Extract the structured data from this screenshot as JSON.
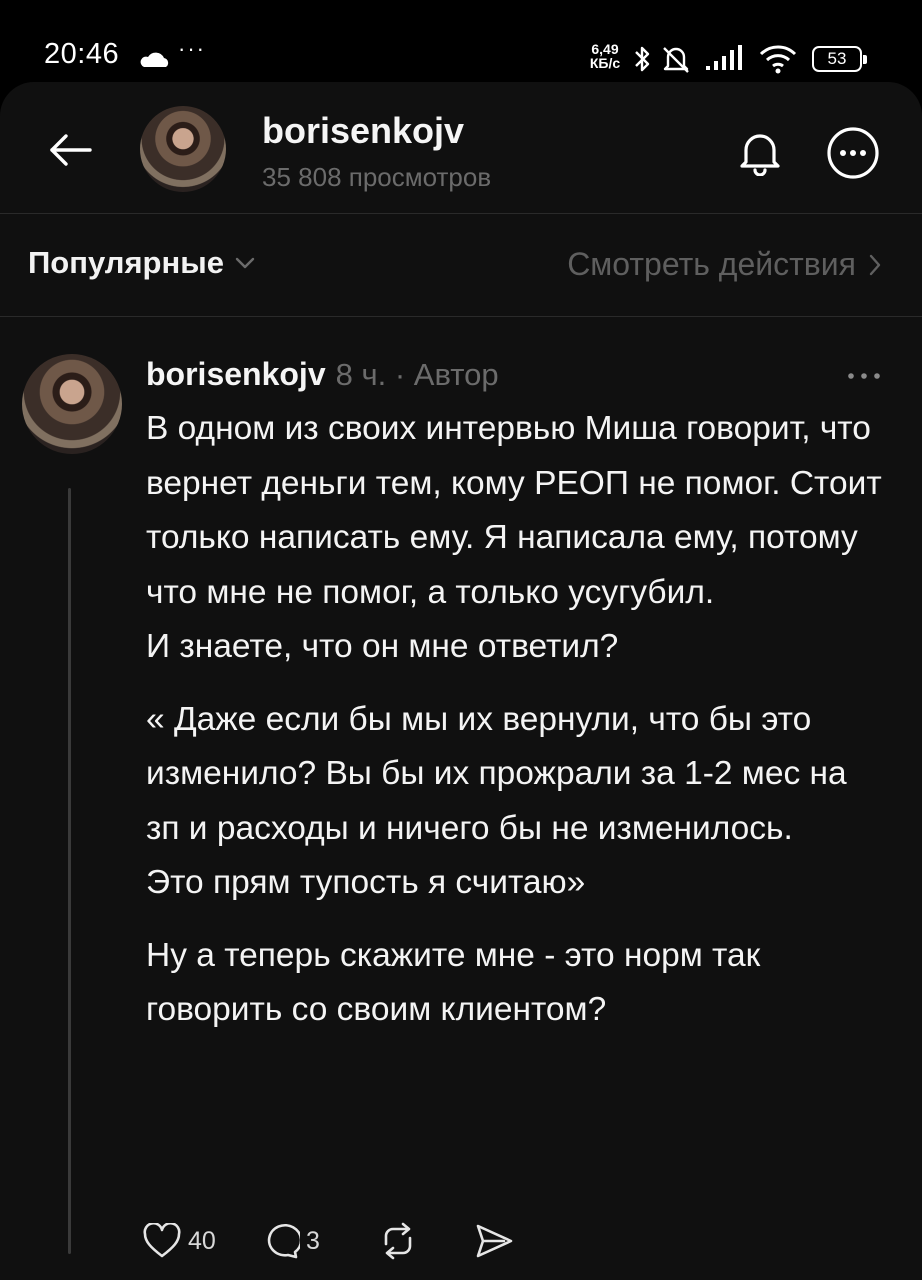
{
  "status_bar": {
    "time": "20:46",
    "dots": "···",
    "net_speed_value": "6,49",
    "net_speed_unit": "КБ/с",
    "battery": "53"
  },
  "header": {
    "username": "borisenkojv",
    "views": "35 808 просмотров"
  },
  "sort_bar": {
    "sort_label": "Популярные",
    "actions_label": "Смотреть действия"
  },
  "post": {
    "author": "borisenkojv",
    "meta": "8 ч. · Автор",
    "paragraphs": [
      "В одном из своих интервью Миша говорит, что вернет деньги тем, кому РЕОП не помог. Стоит только написать ему. Я написала ему, потому что мне не помог, а только усугубил.\n И знаете, что он мне ответил?",
      "« Даже если бы мы их вернули, что бы это изменило? Вы бы их прожрали за 1-2 мес на зп и расходы и ничего бы не изменилось.\nЭто прям тупость я считаю»",
      "Ну а теперь скажите мне - это норм так говорить со своим клиентом?"
    ],
    "likes": "40",
    "replies": "3"
  },
  "icons": {
    "back": "arrow-left-icon",
    "bell": "bell-icon",
    "more": "more-icon",
    "like": "heart-icon",
    "reply": "comment-icon",
    "repost": "repost-icon",
    "share": "send-icon"
  }
}
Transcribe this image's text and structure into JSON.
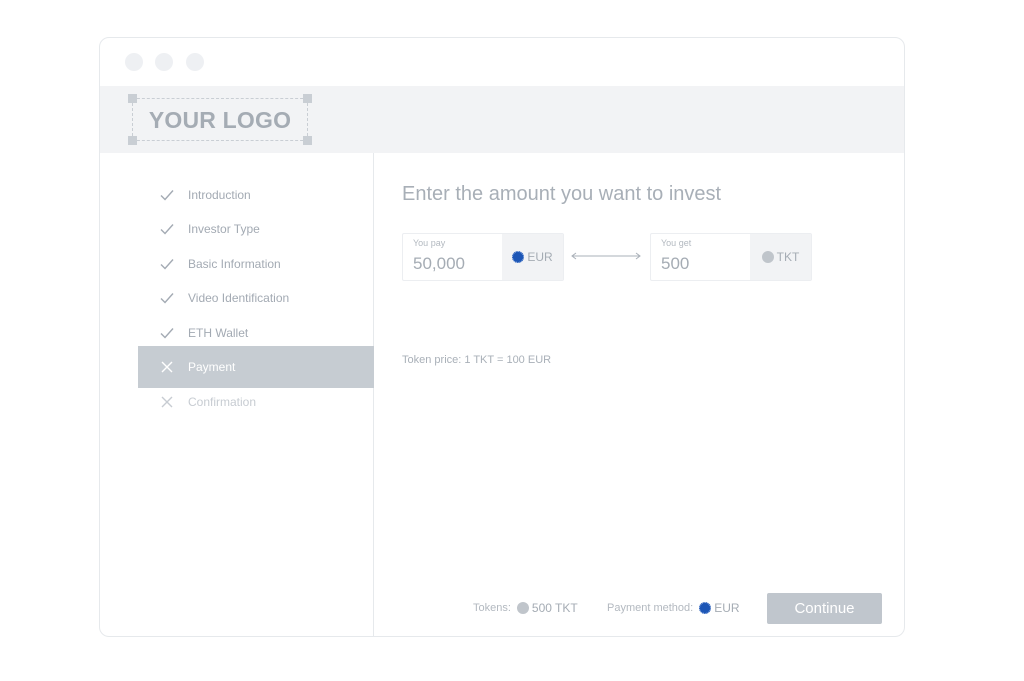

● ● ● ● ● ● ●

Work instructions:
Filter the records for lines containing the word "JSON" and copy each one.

Exercise response:
Extract the structured data from this screenshot as JSON.
Transcribe this image's text and structure into JSON.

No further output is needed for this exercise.